As Facebook CEO and founder, Mark Zuckerberg, says: Everything Facebook has done has been about giving all people around the world the power to connect.
Presumably that’s the ambition with the social network’s latest Facebook at Work entrepreneurial project, which the FT claims is designed to allow users to chat with colleagues, connect with professional contacts and collaborate over documents, competing with Google Drive and Microsoft Office.
The obvious service it would potentially compete with here is LinkedIn. The 2003-launched business platform connects the worlds professionals to make them more productive and successful and transforms the ways companies hire, market and sell,” according to its press office.
In Q3, Facebook announced 1.35bn users and revenue of $3.20bn and comparatively LinkedIn revealed its business-based service hit revenue of $568m and 332m users, which may have helped the former realise the opportunity for enterprise-led networking.
It should be noted that Facebook already has a dedicated support section for businesses and it features case studies from Renault, Sky, McDonald’s, Three and more.
Through the channel, companies can find news and tools that can be used to target customers based on location, age and more, while a directory of Facebook’s 200 plus Preferred Marketing Developers can be explored to find potential business partners that can help get campaigns up and running. Seemingly Facebook at Work would be an evolution of this by incorporating more support for teams and colleagues.
Real Business spoke to Jess MacIntyre, marketing manager at London-based advertising network Qriously for her thoughts. Personally I prefer the separation of social media channels. LinkedIn and Twitter I use more for business, and Facebook and Instagram are kept private for my personal life.
I also now mostly access social media via my mobile using apps. So would not be as likely to use my work desktop for Facebook it would be more for reading through content.

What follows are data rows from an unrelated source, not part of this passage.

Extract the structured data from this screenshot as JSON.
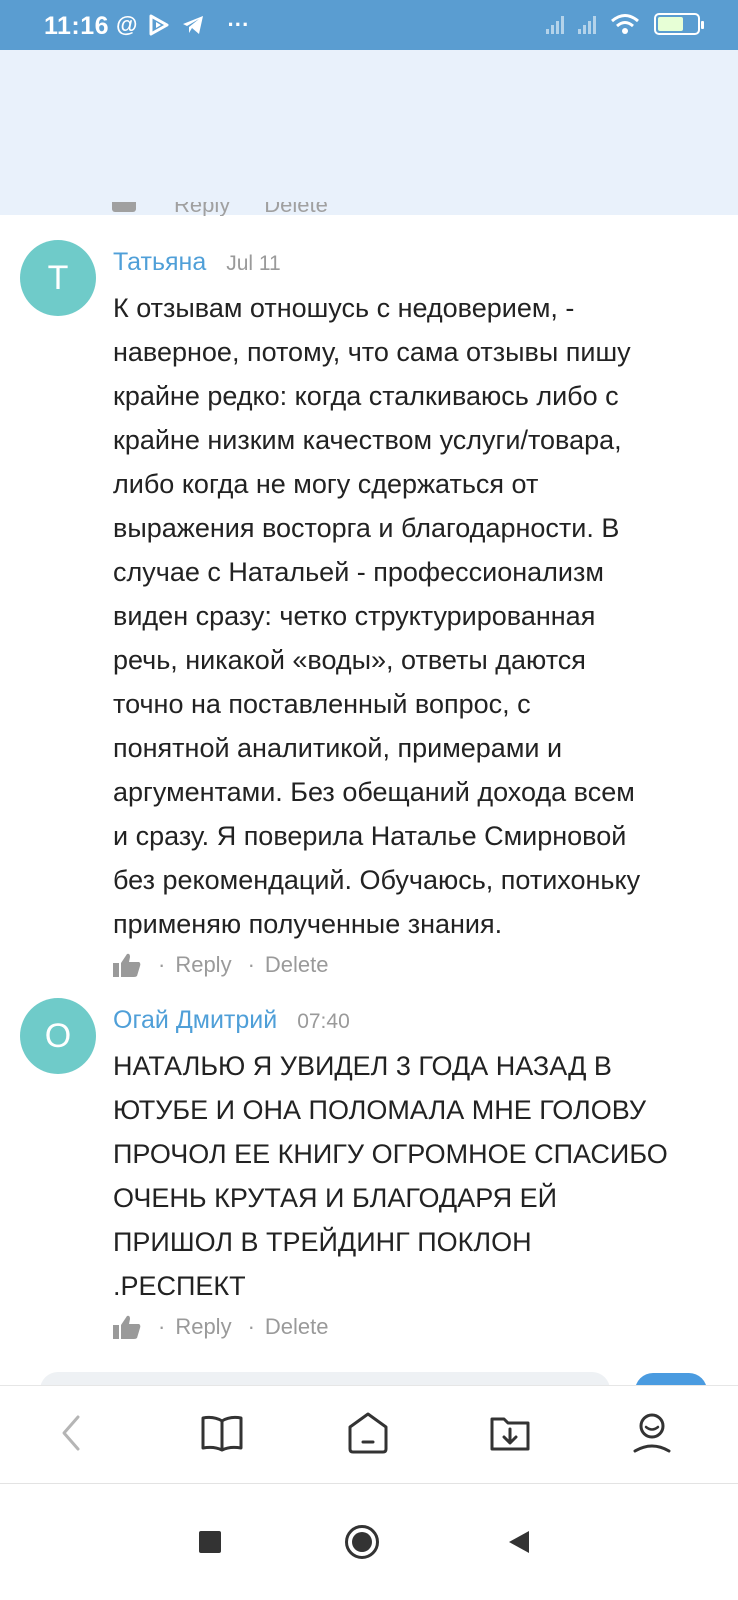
{
  "status_bar": {
    "time": "11:16",
    "left_icons": [
      "at-icon",
      "play-icon",
      "telegram-icon",
      "more-icon"
    ],
    "more_text": "···",
    "at_text": "@"
  },
  "partial_actions": {
    "reply": "Reply",
    "delete": "Delete"
  },
  "comments": [
    {
      "avatar_letter": "Т",
      "avatar_color": "#6fcbc9",
      "author": "Татьяна",
      "date": "Jul 11",
      "text": "К отзывам отношусь с недоверием, -\nнаверное, потому, что сама отзывы пишу\nкрайне редко: когда сталкиваюсь либо с\nкрайне низким качеством услуги/товара,\nлибо когда не могу сдержаться от\nвыражения восторга и благодарности. В\nслучае с Натальей - профессионализм\nвиден сразу: четко структурированная\nречь, никакой «воды», ответы даются\nточно на поставленный вопрос, с\nпонятной аналитикой, примерами и\nаргументами. Без обещаний дохода всем\nи сразу. Я поверила Наталье Смирновой\nбез рекомендаций. Обучаюсь, потихоньку\nприменяю полученные знания.",
      "reply": "Reply",
      "delete": "Delete"
    },
    {
      "avatar_letter": "О",
      "avatar_color": "#6fcbc9",
      "author": "Огай Дмитрий",
      "date": "07:40",
      "text": "НАТАЛЬЮ Я УВИДЕЛ 3 ГОДА НАЗАД В\nЮТУБЕ И ОНА ПОЛОМАЛА МНЕ ГОЛОВУ\nПРОЧОЛ ЕЕ КНИГУ ОГРОМНОЕ СПАСИБО\nОЧЕНЬ КРУТАЯ И БЛАГОДАРЯ ЕЙ\nПРИШОЛ В ТРЕЙДИНГ ПОКЛОН\n.РЕСПЕКТ",
      "reply": "Reply",
      "delete": "Delete"
    }
  ],
  "action_separator": "·",
  "bottom_nav": [
    "back-icon",
    "book-icon",
    "home-icon",
    "download-icon",
    "profile-icon"
  ],
  "android_nav": [
    "recents-icon",
    "home-circle-icon",
    "back-triangle-icon"
  ],
  "colors": {
    "status_bar": "#5a9dd1",
    "author": "#4f9fd8",
    "muted": "#9a9a9a",
    "accent": "#4a9be0"
  }
}
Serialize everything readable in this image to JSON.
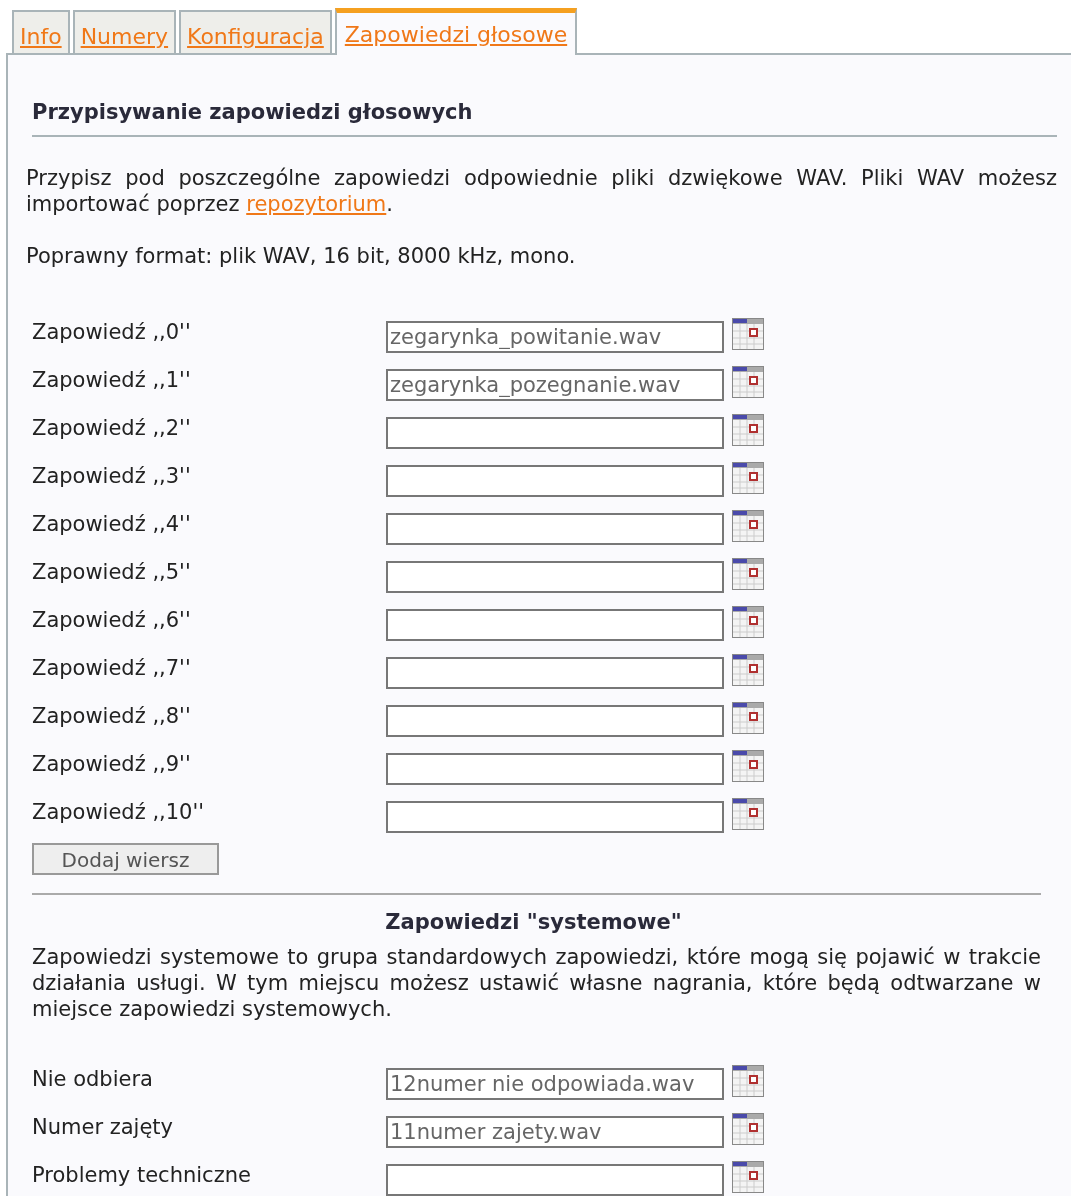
{
  "tabs": [
    {
      "label": "Info",
      "selected": false
    },
    {
      "label": "Numery",
      "selected": false
    },
    {
      "label": "Konfiguracja",
      "selected": false
    },
    {
      "label": "Zapowiedzi głosowe",
      "selected": true
    }
  ],
  "heading": "Przypisywanie zapowiedzi głosowych",
  "intro": {
    "text_before": "Przypisz pod poszczególne zapowiedzi odpowiednie pliki dzwiękowe WAV. Pliki WAV możesz importować poprzez ",
    "link": "repozytorium",
    "text_after": "."
  },
  "format_note": "Poprawny format: plik WAV, 16 bit, 8000 kHz, mono.",
  "announcements": [
    {
      "label": "Zapowiedź ,,0''",
      "value": "zegarynka_powitanie.wav"
    },
    {
      "label": "Zapowiedź ,,1''",
      "value": "zegarynka_pozegnanie.wav"
    },
    {
      "label": "Zapowiedź ,,2''"
    },
    {
      "label": "Zapowiedź ,,3''"
    },
    {
      "label": "Zapowiedź ,,4''"
    },
    {
      "label": "Zapowiedź ,,5''"
    },
    {
      "label": "Zapowiedź ,,6''"
    },
    {
      "label": "Zapowiedź ,,7''"
    },
    {
      "label": "Zapowiedź ,,8''"
    },
    {
      "label": "Zapowiedź ,,9''"
    },
    {
      "label": "Zapowiedź ,,10''"
    }
  ],
  "add_row_button": "Dodaj wiersz",
  "system": {
    "title": "Zapowiedzi \"systemowe\"",
    "description": "Zapowiedzi systemowe to grupa standardowych zapowiedzi, które mogą się pojawić w trakcie działania usługi. W tym miejscu możesz ustawić własne nagrania, które będą odtwarzane w miejsce zapowiedzi systemowych.",
    "items": [
      {
        "label": "Nie odbiera",
        "value": "12numer nie odpowiada.wav"
      },
      {
        "label": "Numer zajęty",
        "value": "11numer zajety.wav"
      },
      {
        "label": "Problemy techniczne"
      }
    ]
  }
}
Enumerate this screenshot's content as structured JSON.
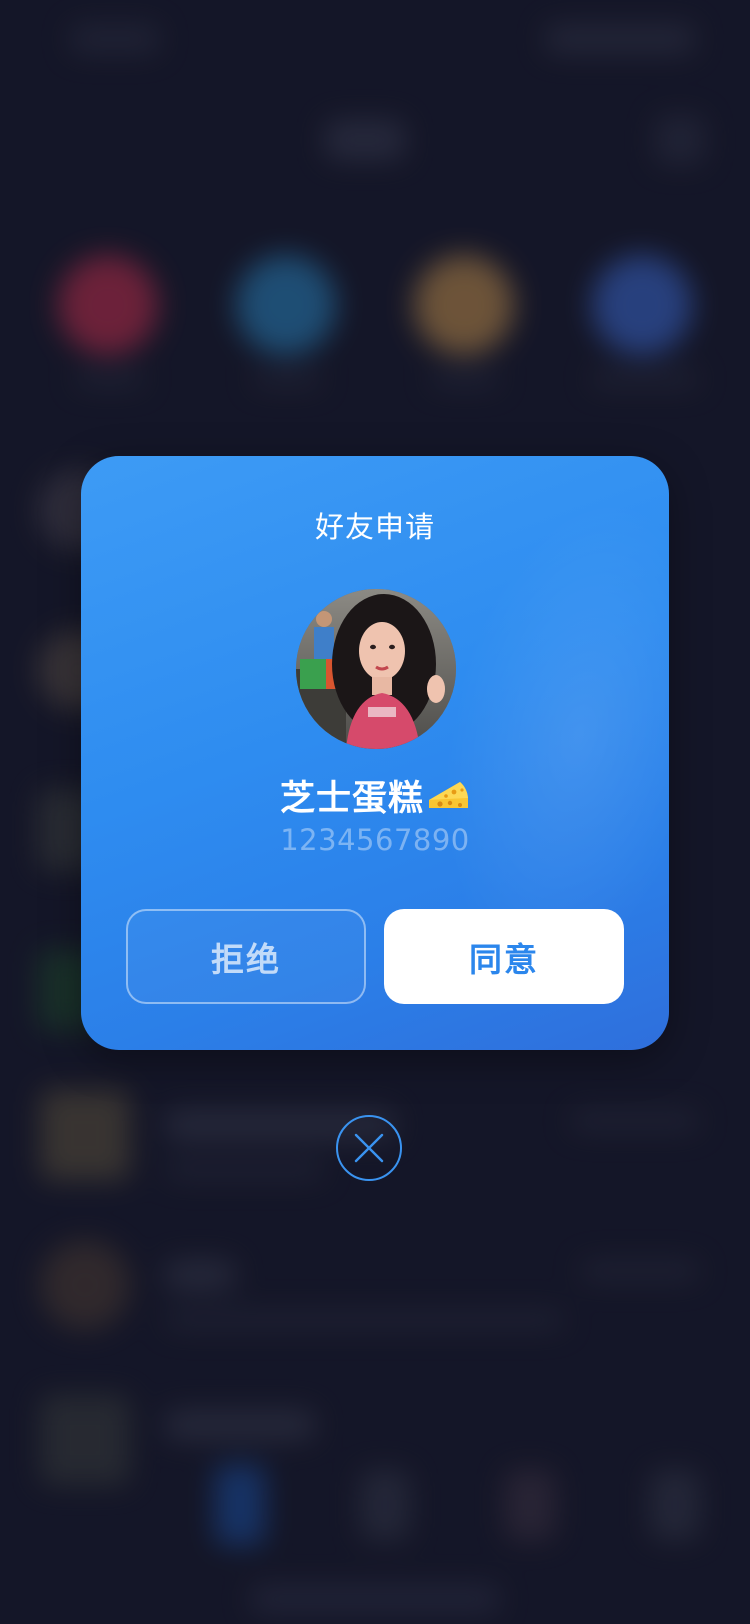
{
  "dialog": {
    "title": "好友申请",
    "user": {
      "name": "芝士蛋糕",
      "id": "1234567890"
    },
    "reject_label": "拒绝",
    "accept_label": "同意"
  },
  "icons": {
    "name_emoji": "cheese-icon",
    "close": "close-icon"
  },
  "colors": {
    "dialog_bg": "#2e8cf0",
    "accept_text": "#2b86ec",
    "background": "#1a1b2e",
    "close_ring": "#3a93f0"
  }
}
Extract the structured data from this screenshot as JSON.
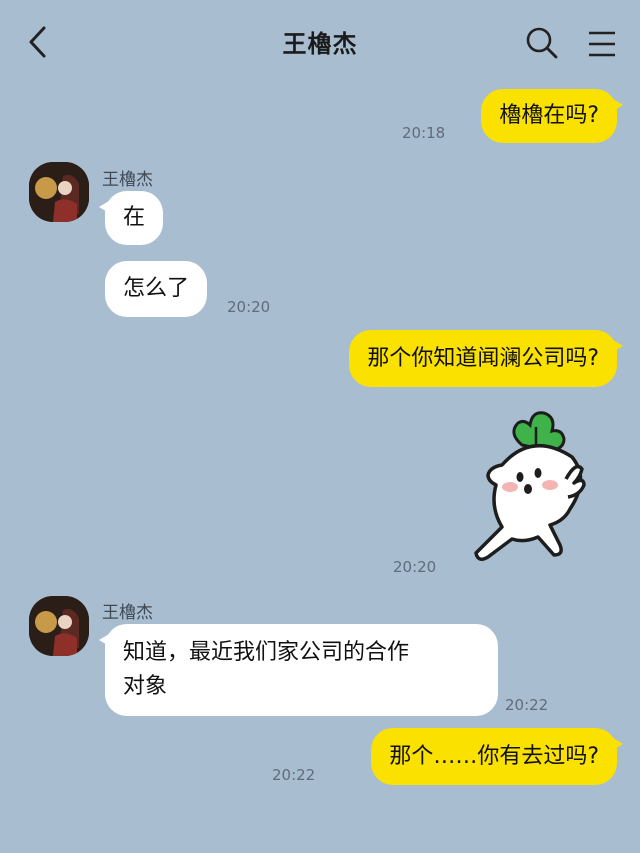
{
  "header": {
    "title": "王櫓杰",
    "back_icon": "chevron-left-icon",
    "search_icon": "search-icon",
    "menu_icon": "menu-icon"
  },
  "contact_name": "王櫓杰",
  "messages": [
    {
      "from": "me",
      "text": "櫓櫓在吗?",
      "time": "20:18"
    },
    {
      "from": "them",
      "text": "在"
    },
    {
      "from": "them",
      "text": "怎么了",
      "time": "20:20"
    },
    {
      "from": "me",
      "text": "那个你知道闻澜公司吗?"
    },
    {
      "from": "me",
      "type": "sticker",
      "sticker": "radish-waving-sticker",
      "time": "20:20"
    },
    {
      "from": "them",
      "text_line1": "知道，最近我们家公司的合作",
      "text_line2": "对象",
      "time": "20:22"
    },
    {
      "from": "me",
      "text": "那个……你有去过吗?",
      "time": "20:22"
    }
  ],
  "colors": {
    "background": "#a9bdd0",
    "my_bubble": "#fae100",
    "their_bubble": "#ffffff"
  }
}
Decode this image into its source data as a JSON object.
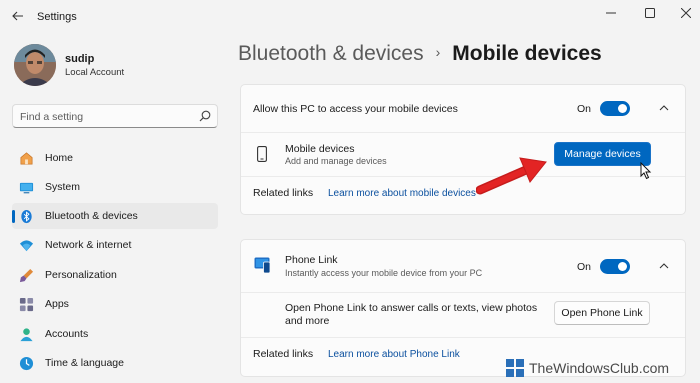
{
  "window": {
    "title": "Settings",
    "back_icon": "back-arrow-icon",
    "controls": [
      "minimize-icon",
      "maximize-icon",
      "close-icon"
    ]
  },
  "profile": {
    "name": "sudip",
    "account": "Local Account"
  },
  "search": {
    "placeholder": "Find a setting",
    "icon": "search-icon"
  },
  "sidebar": {
    "items": [
      {
        "label": "Home",
        "icon": "home-icon",
        "active": false
      },
      {
        "label": "System",
        "icon": "system-icon",
        "active": false
      },
      {
        "label": "Bluetooth & devices",
        "icon": "bluetooth-icon",
        "active": true
      },
      {
        "label": "Network & internet",
        "icon": "wifi-icon",
        "active": false
      },
      {
        "label": "Personalization",
        "icon": "brush-icon",
        "active": false
      },
      {
        "label": "Apps",
        "icon": "apps-icon",
        "active": false
      },
      {
        "label": "Accounts",
        "icon": "accounts-icon",
        "active": false
      },
      {
        "label": "Time & language",
        "icon": "time-icon",
        "active": false
      }
    ]
  },
  "header": {
    "parent": "Bluetooth & devices",
    "current": "Mobile devices"
  },
  "mobile_card": {
    "allow_label": "Allow this PC to access your mobile devices",
    "toggle_state": "On",
    "row_title": "Mobile devices",
    "row_subtitle": "Add and manage devices",
    "manage_button": "Manage devices",
    "related_label": "Related links",
    "related_link": "Learn more about mobile devices"
  },
  "phone_link_card": {
    "title": "Phone Link",
    "subtitle": "Instantly access your mobile device from your PC",
    "toggle_state": "On",
    "open_text_line1": "Open Phone Link to answer calls or texts, view photos",
    "open_text_line2": "and more",
    "open_button": "Open Phone Link",
    "related_label": "Related links",
    "related_link": "Learn more about Phone Link"
  },
  "annotation": {
    "arrow_color": "#e32424"
  },
  "watermark": {
    "text": "TheWindowsClub.com"
  },
  "colors": {
    "accent": "#0067c0",
    "background": "#f3f3f3",
    "card": "#fbfbfb",
    "link": "#0a4f9e"
  }
}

I think it would make me nervous to have two different Facebook accounts. I wouldn’t necessarily want work colleagues or associates to add me as ‘personal’ friend which they may be encouraged to do. Does this mean that there are now more ‘blurred lines’ between your professional and personal existence
The way the ‘Facebook Messenger’ app is forcing users to install it to read private messages makes me more inclined to keep away from using Facebook at all. I’m becoming more aware of how Facebook are using my data and wouldn’t want that added aspect of them knowing about my work life.
Adding to opinion on the news, Sarah Weller, managing director at enterprise app agency Mubaloo London, told us: It is understandable that Facebook would move into this direction, but the question is whether peoples perception of the brand enables them to think of Facebook in this different context Or if the need is even there
“The immediate reaction from employees in the office falls into three categories: Why when we have LinkedIn, Google Drive and Slack. I wouldnt trust Facebook with my work data. Id rather keep them separate.
The rumours indicate Facebook at Work could go beyond just connections, to offer Google Drive-like functionality or Slack-like internal communication. This is a really positive step because as we all know, collaborative working is becoming more and more essential and therefore this is a positive. The problem is that many companies and employees love Slack and Google Drivefor internal communication and collaboration.
This may be a great tool that Facebook employees use internally, but the question remains as to whether people outside of Facebook would find it useful. By launching this, Facebook would be trying to enter markets which has established players. If it can deliver a truly brilliant user experience and has enough of a compelling use case, maybe it can do that. At the moment, it’s just hard to see what gap it would fill in the market.”